BRIEF - Your task is to count the lines of the records that contain "false". Answer with the number and nothing else.

MATERIAL PROVIDED -
----------

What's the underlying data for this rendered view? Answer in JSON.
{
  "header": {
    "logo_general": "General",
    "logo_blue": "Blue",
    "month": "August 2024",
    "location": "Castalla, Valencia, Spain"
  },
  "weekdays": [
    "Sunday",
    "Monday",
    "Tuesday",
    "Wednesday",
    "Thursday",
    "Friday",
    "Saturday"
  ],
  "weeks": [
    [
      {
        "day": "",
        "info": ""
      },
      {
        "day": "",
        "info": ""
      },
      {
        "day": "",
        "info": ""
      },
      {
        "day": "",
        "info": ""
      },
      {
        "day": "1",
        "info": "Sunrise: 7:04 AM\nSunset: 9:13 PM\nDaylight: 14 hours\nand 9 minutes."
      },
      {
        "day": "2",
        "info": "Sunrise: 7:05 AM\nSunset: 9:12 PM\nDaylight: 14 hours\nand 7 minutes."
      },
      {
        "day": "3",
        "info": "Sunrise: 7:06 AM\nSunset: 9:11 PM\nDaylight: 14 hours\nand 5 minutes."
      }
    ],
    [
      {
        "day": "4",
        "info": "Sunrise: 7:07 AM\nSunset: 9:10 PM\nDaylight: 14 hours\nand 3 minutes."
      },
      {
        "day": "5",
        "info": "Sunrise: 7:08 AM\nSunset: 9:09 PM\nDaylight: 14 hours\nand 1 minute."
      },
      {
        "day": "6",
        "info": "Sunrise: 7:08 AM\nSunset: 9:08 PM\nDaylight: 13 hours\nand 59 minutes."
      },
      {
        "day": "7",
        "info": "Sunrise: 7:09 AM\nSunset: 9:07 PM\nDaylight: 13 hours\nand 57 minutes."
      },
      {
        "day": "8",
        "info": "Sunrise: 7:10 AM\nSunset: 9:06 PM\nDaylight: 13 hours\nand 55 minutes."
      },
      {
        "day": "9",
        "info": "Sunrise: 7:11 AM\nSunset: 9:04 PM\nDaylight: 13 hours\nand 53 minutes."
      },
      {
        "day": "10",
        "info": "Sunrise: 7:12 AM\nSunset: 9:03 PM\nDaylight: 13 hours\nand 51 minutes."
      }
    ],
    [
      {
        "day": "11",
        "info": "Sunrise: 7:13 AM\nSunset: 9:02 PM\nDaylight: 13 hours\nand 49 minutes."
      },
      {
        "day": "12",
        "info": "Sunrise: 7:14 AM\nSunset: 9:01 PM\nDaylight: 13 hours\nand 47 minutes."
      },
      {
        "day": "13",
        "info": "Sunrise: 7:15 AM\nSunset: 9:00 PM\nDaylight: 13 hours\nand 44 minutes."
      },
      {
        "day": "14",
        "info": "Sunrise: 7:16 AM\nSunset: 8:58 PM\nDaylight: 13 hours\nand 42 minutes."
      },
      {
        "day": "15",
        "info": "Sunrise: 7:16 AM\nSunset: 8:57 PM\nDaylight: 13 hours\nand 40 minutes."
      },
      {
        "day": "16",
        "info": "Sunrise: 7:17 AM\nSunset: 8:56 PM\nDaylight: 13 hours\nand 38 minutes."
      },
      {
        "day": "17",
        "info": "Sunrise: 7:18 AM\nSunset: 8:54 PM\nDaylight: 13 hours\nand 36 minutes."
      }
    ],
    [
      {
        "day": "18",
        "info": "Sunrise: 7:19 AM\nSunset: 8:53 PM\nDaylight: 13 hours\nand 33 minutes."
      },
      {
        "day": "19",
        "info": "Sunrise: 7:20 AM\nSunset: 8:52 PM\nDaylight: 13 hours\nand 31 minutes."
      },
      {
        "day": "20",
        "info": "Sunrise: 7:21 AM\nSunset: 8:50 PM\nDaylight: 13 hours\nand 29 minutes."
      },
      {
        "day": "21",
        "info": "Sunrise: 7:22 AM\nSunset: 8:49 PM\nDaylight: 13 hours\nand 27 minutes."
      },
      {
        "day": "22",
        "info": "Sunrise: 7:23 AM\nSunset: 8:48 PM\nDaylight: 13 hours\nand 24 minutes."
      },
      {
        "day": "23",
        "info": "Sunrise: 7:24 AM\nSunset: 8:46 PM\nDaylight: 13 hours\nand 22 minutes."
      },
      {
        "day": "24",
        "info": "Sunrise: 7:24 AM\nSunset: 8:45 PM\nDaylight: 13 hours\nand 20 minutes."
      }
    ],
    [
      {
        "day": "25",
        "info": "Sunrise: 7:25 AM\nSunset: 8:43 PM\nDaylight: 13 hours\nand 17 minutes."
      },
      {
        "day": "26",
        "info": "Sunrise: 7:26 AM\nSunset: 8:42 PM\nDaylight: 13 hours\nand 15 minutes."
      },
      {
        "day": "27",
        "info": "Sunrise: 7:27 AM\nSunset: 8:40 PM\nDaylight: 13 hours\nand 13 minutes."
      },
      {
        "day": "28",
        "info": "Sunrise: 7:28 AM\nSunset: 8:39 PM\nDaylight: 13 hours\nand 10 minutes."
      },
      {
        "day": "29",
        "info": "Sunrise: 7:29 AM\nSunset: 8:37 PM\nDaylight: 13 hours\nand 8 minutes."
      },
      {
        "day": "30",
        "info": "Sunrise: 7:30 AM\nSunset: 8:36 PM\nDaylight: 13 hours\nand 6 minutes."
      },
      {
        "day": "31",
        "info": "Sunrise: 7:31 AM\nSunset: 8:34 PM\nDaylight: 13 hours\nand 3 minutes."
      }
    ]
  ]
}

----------

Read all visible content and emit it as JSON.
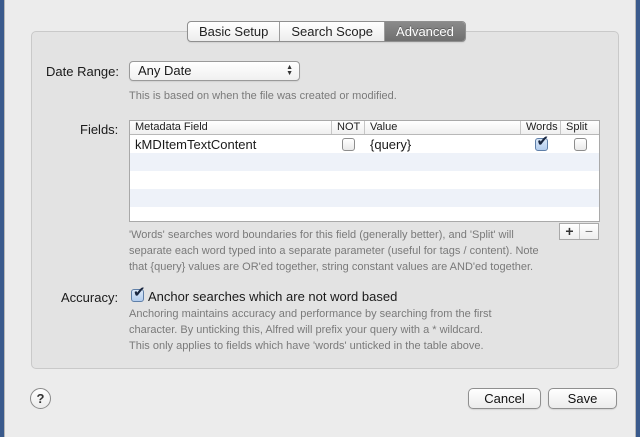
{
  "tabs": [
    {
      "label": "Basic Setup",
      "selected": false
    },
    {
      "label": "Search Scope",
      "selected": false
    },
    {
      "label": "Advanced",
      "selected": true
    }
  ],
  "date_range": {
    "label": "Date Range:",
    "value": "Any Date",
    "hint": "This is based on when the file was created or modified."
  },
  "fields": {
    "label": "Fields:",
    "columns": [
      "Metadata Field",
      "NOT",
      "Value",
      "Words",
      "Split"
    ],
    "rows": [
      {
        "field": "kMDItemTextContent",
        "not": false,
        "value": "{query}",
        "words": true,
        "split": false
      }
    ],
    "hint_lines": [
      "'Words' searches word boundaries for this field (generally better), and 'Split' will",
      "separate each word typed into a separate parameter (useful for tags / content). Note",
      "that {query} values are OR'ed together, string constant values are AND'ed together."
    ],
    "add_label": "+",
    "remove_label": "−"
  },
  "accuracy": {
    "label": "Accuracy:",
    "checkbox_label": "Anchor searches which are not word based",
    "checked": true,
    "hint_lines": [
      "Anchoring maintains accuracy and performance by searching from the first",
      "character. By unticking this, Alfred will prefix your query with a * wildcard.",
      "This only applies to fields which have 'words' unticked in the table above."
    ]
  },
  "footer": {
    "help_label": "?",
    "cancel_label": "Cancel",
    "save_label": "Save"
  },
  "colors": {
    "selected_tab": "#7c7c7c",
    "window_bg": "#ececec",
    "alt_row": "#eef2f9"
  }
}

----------

RESPONSE TO THIS EXERCISE - 4